You literally are commencing. You may not yet have discovered the work you were meant to do, but you have the goods to get there.
Failure is a necessary stop on the way to where you’re meant to go. Or as Oprah recently said at Harvard, “Failure is just life trying to move us in another direction.”
You have a network. The most important asset you have is the relationships in this room.
(MORE: Career Shift: My Nonprofit Experience as an Encore Fellow)
What Gets Better With Age
But there are also some things I can say to this crowd that I wouldn’t if I was addressing a group of twentysomethings. Namely, there are a lot of attributes that actually get better with age:
Empathy and emotional stability. With age comes a greater ability to listen and hear the concerns of others. That’s why people in midlife make wonderful coaches, social workers, counselors, mentors and advisers. I’ve stopped counting the number of people who’ve told me they’d never want to see a therapist under 40!
Wisdom. How many times have you wished that you knew then what you know now? Truth is, wisdom only arrives with accumulated years.
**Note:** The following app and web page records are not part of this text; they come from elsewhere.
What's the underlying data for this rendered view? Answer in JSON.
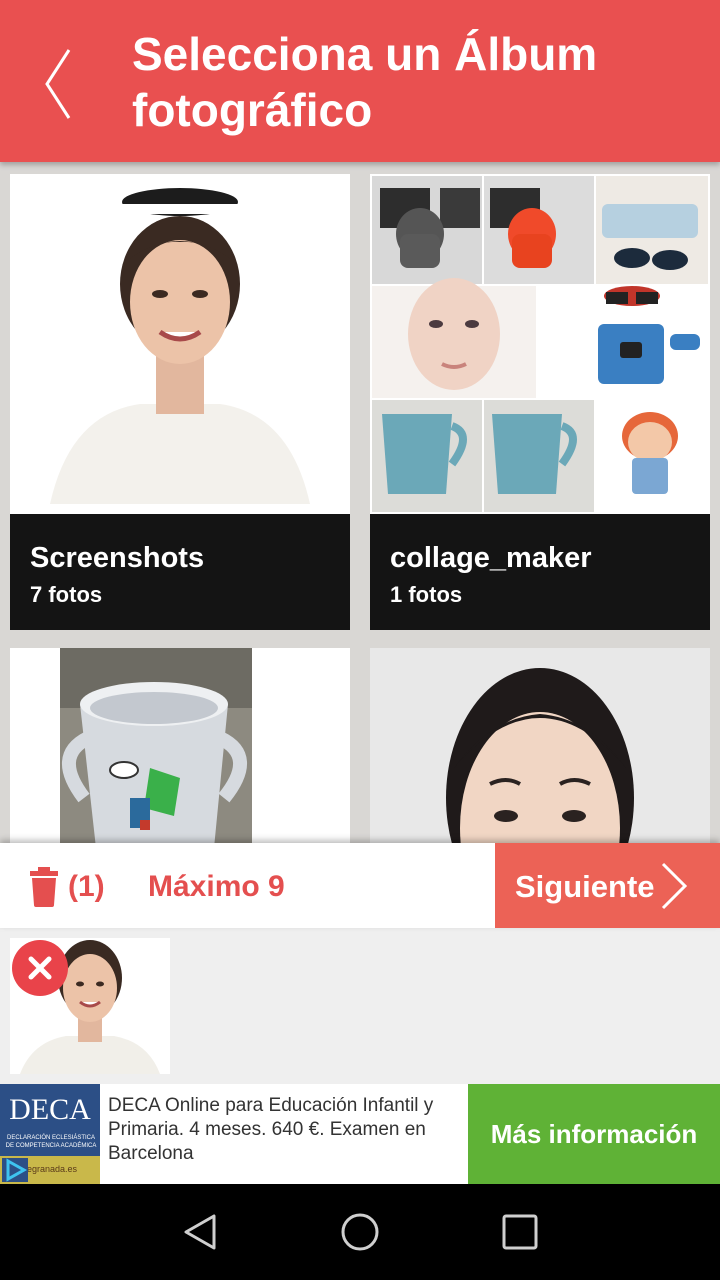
{
  "header": {
    "title": "Selecciona un Álbum fotográfico",
    "back_icon": "chevron-left-icon"
  },
  "albums": [
    {
      "name": "Screenshots",
      "count": "7 fotos"
    },
    {
      "name": "collage_maker",
      "count": "1 fotos"
    },
    {
      "name": "",
      "count": ""
    },
    {
      "name": "",
      "count": ""
    }
  ],
  "action_bar": {
    "trash_icon": "trash-icon",
    "selected_count": "(1)",
    "max_label": "Máximo 9",
    "next_label": "Siguiente",
    "next_icon": "chevron-right-icon"
  },
  "tray": {
    "remove_icon": "close-icon"
  },
  "ad": {
    "logo_text": "DECA",
    "logo_subtext": "DECLARACIÓN ECLESIÁSTICA DE COMPETENCIA ACADÉMICA",
    "logo_url": "onlinegranada.es",
    "text": "DECA Online para Educación Infantil y Primaria. 4 meses. 640 €. Examen en Barcelona",
    "cta": "Más información"
  },
  "nav": {
    "back_icon": "triangle-back-icon",
    "home_icon": "circle-home-icon",
    "recents_icon": "square-recents-icon"
  },
  "colors": {
    "header": "#e95050",
    "accent_text": "#e44f4f",
    "next_button": "#ec6256",
    "ad_cta": "#5fb236",
    "caption_bg": "#141414"
  }
}
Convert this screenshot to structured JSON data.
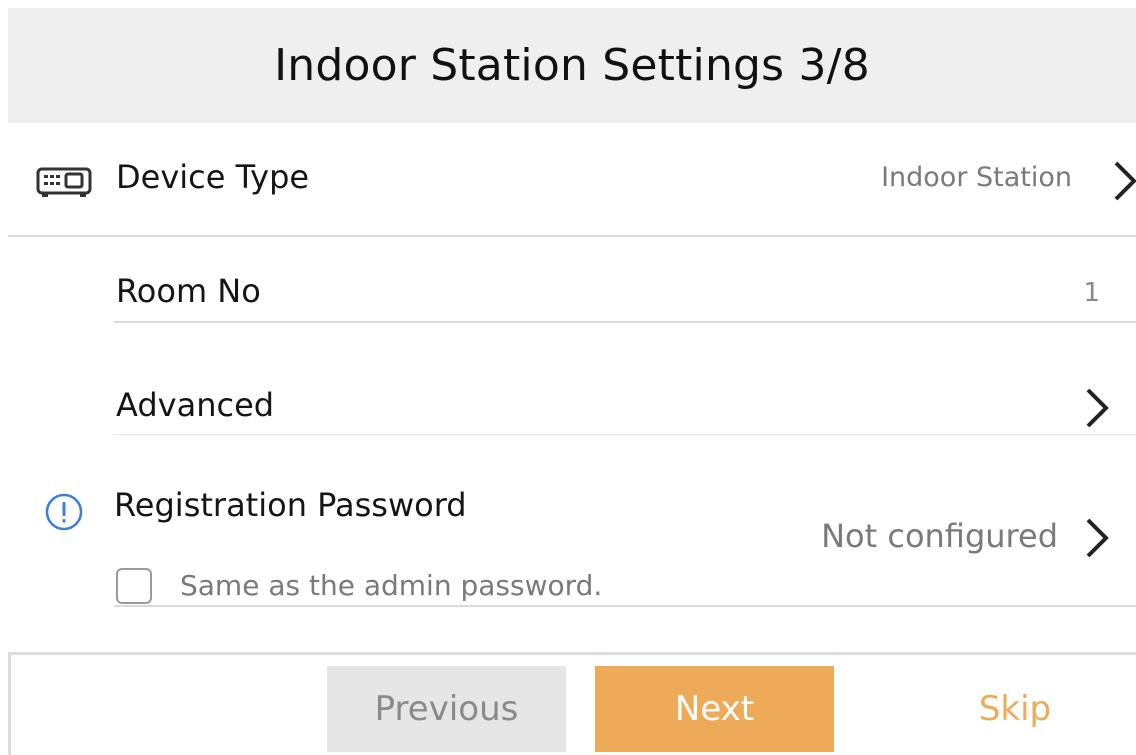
{
  "header": {
    "title": "Indoor Station Settings 3/8"
  },
  "rows": {
    "device_type": {
      "icon": "device-icon",
      "label": "Device Type",
      "value": "Indoor Station"
    },
    "room_no": {
      "label": "Room No",
      "value": "1"
    },
    "advanced": {
      "label": "Advanced"
    },
    "registration_password": {
      "icon": "info-icon",
      "label": "Registration Password",
      "value": "Not configured",
      "checkbox_label": "Same as the admin password.",
      "checkbox_checked": false
    }
  },
  "footer": {
    "previous_label": "Previous",
    "next_label": "Next",
    "skip_label": "Skip"
  },
  "colors": {
    "accent": "#edab5a",
    "info_blue": "#3b7de0",
    "header_bg": "#efefef",
    "divider": "#d9d9d9",
    "secondary_button_bg": "#e6e6e6"
  }
}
Go out and use it!
And leadership. It’s no accident that heads of state and the hallways of Congress are filled with people over 60. As we age, our ability to lead and to synthesize ideas only gets stronger.
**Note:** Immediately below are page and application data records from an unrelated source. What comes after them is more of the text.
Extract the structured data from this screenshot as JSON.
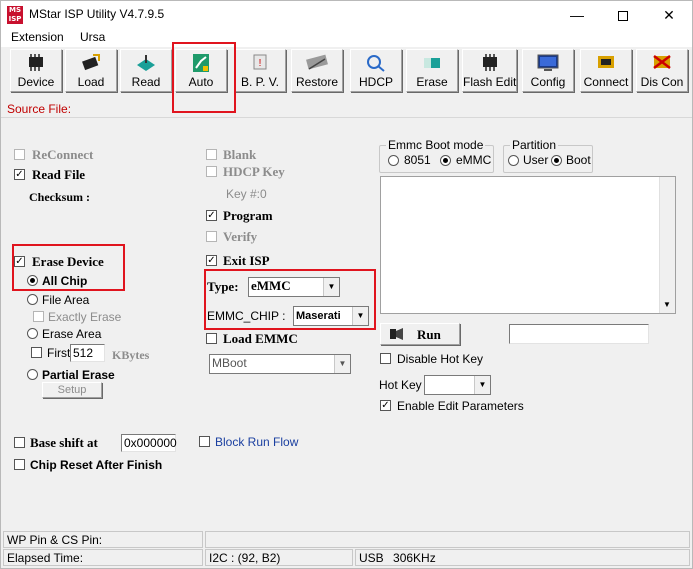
{
  "window": {
    "title": "MStar ISP Utility V4.7.9.5",
    "icon_text": "MS ISP",
    "minimize_icon": "minimize-icon",
    "maximize_icon": "maximize-icon",
    "close_icon": "close-icon"
  },
  "menu": [
    "Extension",
    "Ursa"
  ],
  "toolbar": [
    {
      "label": "Device",
      "icon": "chip-icon"
    },
    {
      "label": "Load",
      "icon": "load-chip-icon"
    },
    {
      "label": "Read",
      "icon": "read-icon"
    },
    {
      "label": "Auto",
      "icon": "auto-icon"
    },
    {
      "label": "B. P. V.",
      "icon": "bpv-icon"
    },
    {
      "label": "Restore",
      "icon": "restore-icon"
    },
    {
      "label": "HDCP",
      "icon": "hdcp-key-icon"
    },
    {
      "label": "Erase",
      "icon": "erase-icon"
    },
    {
      "label": "Flash Edit",
      "icon": "flash-edit-icon"
    },
    {
      "label": "Config",
      "icon": "config-icon"
    },
    {
      "label": "Connect",
      "icon": "connect-icon"
    },
    {
      "label": "Dis Con",
      "icon": "disconnect-icon"
    }
  ],
  "source_file_label": "Source File:",
  "left": {
    "reconnect": "ReConnect",
    "read_file": "Read File",
    "checksum": "Checksum :",
    "erase_device": "Erase Device",
    "all_chip": "All Chip",
    "file_area": "File Area",
    "exactly_erase": "Exactly Erase",
    "erase_area": "Erase Area",
    "first": "First",
    "first_value": "512",
    "kbytes": "KBytes",
    "partial_erase": "Partial Erase",
    "setup": "Setup",
    "base_shift": "Base shift at",
    "base_shift_value": "0x000000",
    "chip_reset": "Chip Reset After Finish",
    "block_run_flow": "Block Run Flow"
  },
  "middle": {
    "blank": "Blank",
    "hdcp_key": "HDCP Key",
    "key_index": "Key #:0",
    "program": "Program",
    "verify": "Verify",
    "exit_isp": "Exit ISP",
    "type_label": "Type:",
    "type_value": "eMMC",
    "emmc_chip_label": "EMMC_CHIP :",
    "emmc_chip_value": "Maserati",
    "load_emmc": "Load EMMC",
    "mboot_value": "MBoot"
  },
  "right": {
    "emmc_boot_mode": "Emmc Boot mode",
    "opt_8051": "8051",
    "opt_emmc": "eMMC",
    "partition": "Partition",
    "opt_user": "User",
    "opt_boot": "Boot",
    "run": "Run",
    "disable_hot_key": "Disable Hot Key",
    "hot_key": "Hot Key",
    "enable_edit_params": "Enable Edit Parameters"
  },
  "status": {
    "wp_pin": "WP Pin & CS Pin:",
    "elapsed": "Elapsed Time:",
    "i2c": "I2C : (92, B2)",
    "usb": "USB",
    "usb_speed": "306KHz"
  },
  "colors": {
    "highlight": "#e0141e",
    "source_file": "#c00000",
    "link_blue": "#1a3fa0"
  }
}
The Right Mindset for an Encore Career
Even with all of these attributes, you’ll need to adopt the right mindset. So …
Give yourself permission to get lost. You still have time to experiment and to take a few detours.
Embrace lifelong learning. Education used to be for the young. But in the new world order, we need to repeatedly fill the tank.
If you’re going to work another 20 years, know that the best investment you can make is in your own skills and training – just like you’ve done in this program.
Be aware of ageism, but don’t fixate on it. Look for fields and work environments where experience is valued.
Become a master at intergenerational mentoring. Find the upside to working with – and for – younger people. Take every opportunity to defy stereotypes about aging by embracing new technology and new ways of working.
There is no age limit on changing the world. Only when more people move into encore careers will stereotypes of older workers fade.
Remember that meaningful work isn’t all sunshine and rainbows. Ask any teacher, activist or nonprofit executive director — doing good work doesn’t always feel good. You will likely still run into your fair share of difficult colleagues, bureaucracies and bad days. I see a lot of nodding heads out there among those who already work in the nonprofit sector!
But by now, you probably know that being happy every minute isn’t the end goal.
Encore! Hartford graduates, you are trailblazers, reinventing yourselves to make a difference in your communities during the extended working lives we are all lucky enough to enjoy. Just be prepared for the fact that it won’t be easy.
We All Need to Support Encore Careerists
And now a few words for the other people in the audience:
As the Encore! Hartford graduates are working on their transitions, you need to do what you can to support them.
Help them find mentors and increase their network – just as you’d help a young person get started on her path. If you’re in a position to hire, recognize the unique attributes that experience can bring to your team.
Encore careers have the potential to be a social movement that changes the way we look at the course of life. But for this to happen, we need to ensure that what’s happening here in Hartford plays out in countless cities around the country.
So Encore! Hartford graduates and alumni, be sure to identify with the growing encore career movement. When people over 50 ask about what you’re doing, tell them you are working on your encore career and ask them if they are thinking about their own.
If you're here as a guest, think about what an encore career might mean for you and for others you know.
Boomers may be the first to cross this threshold into a new stage of life, but they won’t be the last. Their children will one day hit midlife and realize that they, too, have the potential for another 20-plus years of good work. By that time, I predict, there will be plenty of encore commencement talks floating around YouTube.